government school at no charge that is further away. But in view of the ideal position within the village and the more individual care many parents preferred
“their” school in spite of the costs. The better part of children whose families could not afford the school fees did not attend a school at all.
On 16th February 2009 the moment finally came - Grit's first working day as volunteer teacher for English and Math. During the following days and weeks
a very close relationship to teachers and children emerged. Later, Yuli joined Grit at school during her somewhat shorter stay. Books and school materials procured by Grit and Yuli contributed to the efficiency - hitherto teacher
and children had shared one book.

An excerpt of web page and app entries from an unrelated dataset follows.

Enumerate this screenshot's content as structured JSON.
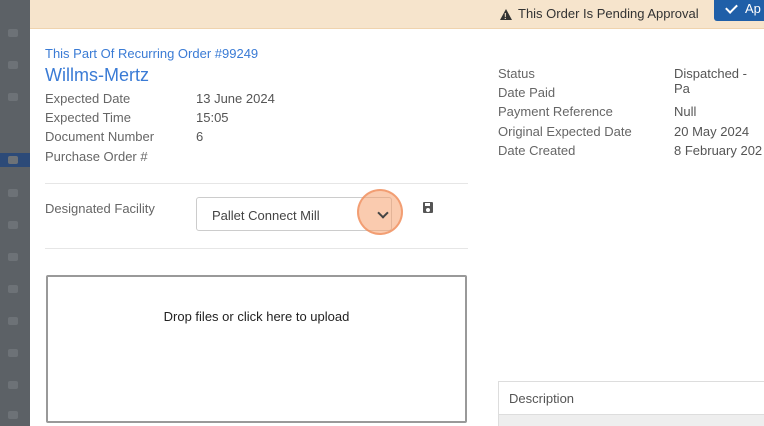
{
  "banner": {
    "warning_text": "This Order Is Pending Approval",
    "approve_label": "Ap"
  },
  "order": {
    "recurring_link": "This Part Of Recurring Order #99249",
    "customer_name": "Willms-Mertz",
    "left_fields": [
      {
        "label": "Expected Date",
        "value": "13 June 2024"
      },
      {
        "label": "Expected Time",
        "value": "15:05"
      },
      {
        "label": "Document Number",
        "value": "6"
      },
      {
        "label": "Purchase Order #",
        "value": ""
      }
    ],
    "right_fields": [
      {
        "label": "Status",
        "value": "Dispatched - Pa"
      },
      {
        "label": "Date Paid",
        "value": ""
      },
      {
        "label": "Payment Reference",
        "value": "Null"
      },
      {
        "label": "Original Expected Date",
        "value": "20 May 2024"
      },
      {
        "label": "Date Created",
        "value": "8 February 202"
      }
    ]
  },
  "facility": {
    "label": "Designated Facility",
    "selected": "Pallet Connect Mill"
  },
  "upload": {
    "text": "Drop files or click here to upload"
  },
  "table": {
    "header": "Description"
  },
  "colors": {
    "accent": "#3a7bd5",
    "banner_bg": "#f6e4cc",
    "button_bg": "#1f5fa8"
  }
}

Plays, singing, painting lessons with paint boxes brought in from Germany and a school party provided relaxation and variety.
When Grit had to set off on her back journey on 1st May 2009 she was virtually part of the inventory, and it was a sad parting -
but it included the promise to return.
Grit fulfilled her promise. In January 2010
she disembarked again at Lilongwe - this time on her own and packed with children's wear outgrown by our grandchildren.
This time, Grit was the headmaster's guest and stayed in the village. All enjoyed seeing each other again, but there was
also sad news. For various reasons, the school could not be operated any more and had to close down in summer 2010.
the problem was extensively discussed with the Pickering family being close friends of us. There was no doubt
that the village still needs at least a kindergarten. But how? For the ground of the existing school another use is already planned -
but we have got enough land, said Guy Pickering. Bricks can be self-produced, other materials procured if not
available from the farm. But we need manpower being proactive what cannot be expected from the villagers -
and so finally the idea of volunteering emerged.